About this task.
Considering every line below, count those with the word "меню" and give only the result.

Material provided.
╔══

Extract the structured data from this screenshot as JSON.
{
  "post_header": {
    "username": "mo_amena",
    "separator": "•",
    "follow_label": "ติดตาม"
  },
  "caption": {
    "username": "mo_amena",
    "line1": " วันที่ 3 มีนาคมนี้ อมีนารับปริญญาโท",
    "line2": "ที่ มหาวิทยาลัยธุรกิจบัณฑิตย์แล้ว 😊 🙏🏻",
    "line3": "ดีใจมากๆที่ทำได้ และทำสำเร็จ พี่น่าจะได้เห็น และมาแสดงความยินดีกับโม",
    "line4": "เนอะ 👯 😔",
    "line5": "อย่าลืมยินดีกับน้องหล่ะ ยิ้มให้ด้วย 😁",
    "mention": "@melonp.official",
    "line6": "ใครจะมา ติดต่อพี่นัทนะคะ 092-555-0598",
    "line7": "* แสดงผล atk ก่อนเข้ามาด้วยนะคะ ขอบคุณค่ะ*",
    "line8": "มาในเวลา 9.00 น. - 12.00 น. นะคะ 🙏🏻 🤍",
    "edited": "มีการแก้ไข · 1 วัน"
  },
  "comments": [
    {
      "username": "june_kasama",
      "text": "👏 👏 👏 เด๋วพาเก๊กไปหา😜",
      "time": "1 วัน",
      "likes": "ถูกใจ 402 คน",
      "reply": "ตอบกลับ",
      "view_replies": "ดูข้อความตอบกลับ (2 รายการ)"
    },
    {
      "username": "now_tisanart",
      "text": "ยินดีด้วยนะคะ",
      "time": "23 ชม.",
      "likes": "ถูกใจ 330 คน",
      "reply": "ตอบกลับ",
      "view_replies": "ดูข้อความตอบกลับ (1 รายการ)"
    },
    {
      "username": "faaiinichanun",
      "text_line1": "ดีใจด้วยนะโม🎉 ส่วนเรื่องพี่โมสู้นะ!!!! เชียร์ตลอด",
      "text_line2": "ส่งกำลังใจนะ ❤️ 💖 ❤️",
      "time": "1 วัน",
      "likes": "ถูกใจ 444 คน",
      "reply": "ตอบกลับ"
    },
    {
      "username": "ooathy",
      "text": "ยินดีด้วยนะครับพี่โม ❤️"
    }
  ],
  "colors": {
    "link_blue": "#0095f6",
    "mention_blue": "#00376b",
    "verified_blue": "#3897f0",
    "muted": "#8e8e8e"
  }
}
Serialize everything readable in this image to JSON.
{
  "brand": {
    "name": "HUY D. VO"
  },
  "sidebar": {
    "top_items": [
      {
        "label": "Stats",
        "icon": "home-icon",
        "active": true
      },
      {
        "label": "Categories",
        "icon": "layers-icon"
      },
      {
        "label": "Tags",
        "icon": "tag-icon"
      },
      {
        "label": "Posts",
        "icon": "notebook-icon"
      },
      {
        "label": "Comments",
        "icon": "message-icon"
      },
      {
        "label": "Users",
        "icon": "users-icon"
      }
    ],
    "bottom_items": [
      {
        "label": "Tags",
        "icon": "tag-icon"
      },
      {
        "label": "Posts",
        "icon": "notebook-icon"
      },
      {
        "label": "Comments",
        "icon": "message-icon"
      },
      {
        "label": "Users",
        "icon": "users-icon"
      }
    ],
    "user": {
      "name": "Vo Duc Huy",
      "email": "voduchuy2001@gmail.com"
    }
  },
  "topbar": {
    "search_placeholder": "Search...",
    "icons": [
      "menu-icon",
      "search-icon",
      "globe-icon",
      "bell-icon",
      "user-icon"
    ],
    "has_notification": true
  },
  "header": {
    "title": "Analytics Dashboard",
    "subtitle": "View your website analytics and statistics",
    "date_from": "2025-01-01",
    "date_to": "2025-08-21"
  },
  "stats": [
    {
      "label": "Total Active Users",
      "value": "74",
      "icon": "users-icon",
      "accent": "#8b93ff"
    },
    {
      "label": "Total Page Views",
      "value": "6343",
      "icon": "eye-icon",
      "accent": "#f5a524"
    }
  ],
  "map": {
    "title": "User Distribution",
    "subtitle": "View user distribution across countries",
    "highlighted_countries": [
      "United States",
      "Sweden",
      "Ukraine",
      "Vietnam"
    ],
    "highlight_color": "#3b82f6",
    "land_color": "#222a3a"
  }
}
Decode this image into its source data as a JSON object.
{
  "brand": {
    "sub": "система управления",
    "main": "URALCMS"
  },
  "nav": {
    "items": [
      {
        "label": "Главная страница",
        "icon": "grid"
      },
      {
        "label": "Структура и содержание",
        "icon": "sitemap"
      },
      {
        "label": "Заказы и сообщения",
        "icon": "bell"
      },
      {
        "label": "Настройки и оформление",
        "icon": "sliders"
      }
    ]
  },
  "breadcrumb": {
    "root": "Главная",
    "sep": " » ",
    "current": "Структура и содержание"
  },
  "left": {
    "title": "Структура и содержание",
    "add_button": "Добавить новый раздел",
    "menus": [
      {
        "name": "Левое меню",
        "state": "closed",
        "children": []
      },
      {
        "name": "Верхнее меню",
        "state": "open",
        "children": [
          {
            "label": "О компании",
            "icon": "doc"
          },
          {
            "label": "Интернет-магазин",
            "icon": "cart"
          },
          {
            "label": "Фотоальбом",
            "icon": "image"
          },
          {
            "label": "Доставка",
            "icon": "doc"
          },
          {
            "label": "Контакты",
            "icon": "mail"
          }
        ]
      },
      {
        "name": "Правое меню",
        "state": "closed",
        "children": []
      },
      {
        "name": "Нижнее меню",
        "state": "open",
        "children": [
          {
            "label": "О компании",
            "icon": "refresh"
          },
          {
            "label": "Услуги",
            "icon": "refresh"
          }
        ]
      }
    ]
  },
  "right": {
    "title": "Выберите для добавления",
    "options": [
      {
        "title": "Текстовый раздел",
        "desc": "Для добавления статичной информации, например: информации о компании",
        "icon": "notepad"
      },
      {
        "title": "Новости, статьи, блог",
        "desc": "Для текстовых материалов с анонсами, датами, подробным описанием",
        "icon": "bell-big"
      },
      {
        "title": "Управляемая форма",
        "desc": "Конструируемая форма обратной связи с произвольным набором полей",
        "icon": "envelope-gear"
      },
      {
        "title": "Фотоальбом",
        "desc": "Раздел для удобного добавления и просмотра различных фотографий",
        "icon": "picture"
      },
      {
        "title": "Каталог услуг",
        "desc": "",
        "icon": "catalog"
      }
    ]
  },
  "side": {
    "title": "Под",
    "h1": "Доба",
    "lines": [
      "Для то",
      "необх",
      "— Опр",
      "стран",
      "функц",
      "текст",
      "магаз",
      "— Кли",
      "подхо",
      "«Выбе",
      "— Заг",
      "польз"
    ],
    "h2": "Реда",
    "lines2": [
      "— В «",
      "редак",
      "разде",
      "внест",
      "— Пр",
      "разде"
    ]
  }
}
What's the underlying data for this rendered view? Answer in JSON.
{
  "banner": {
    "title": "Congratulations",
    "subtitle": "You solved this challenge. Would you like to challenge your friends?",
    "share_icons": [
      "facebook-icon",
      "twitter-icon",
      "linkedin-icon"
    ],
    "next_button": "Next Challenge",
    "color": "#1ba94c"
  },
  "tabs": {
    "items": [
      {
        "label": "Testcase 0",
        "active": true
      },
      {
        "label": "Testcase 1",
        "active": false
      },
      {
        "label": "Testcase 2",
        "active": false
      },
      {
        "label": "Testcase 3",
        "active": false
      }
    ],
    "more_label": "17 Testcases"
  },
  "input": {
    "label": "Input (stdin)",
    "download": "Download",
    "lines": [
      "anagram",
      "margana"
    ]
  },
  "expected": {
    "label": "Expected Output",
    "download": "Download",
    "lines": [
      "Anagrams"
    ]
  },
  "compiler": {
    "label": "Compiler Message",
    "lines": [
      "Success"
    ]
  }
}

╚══

Output.
4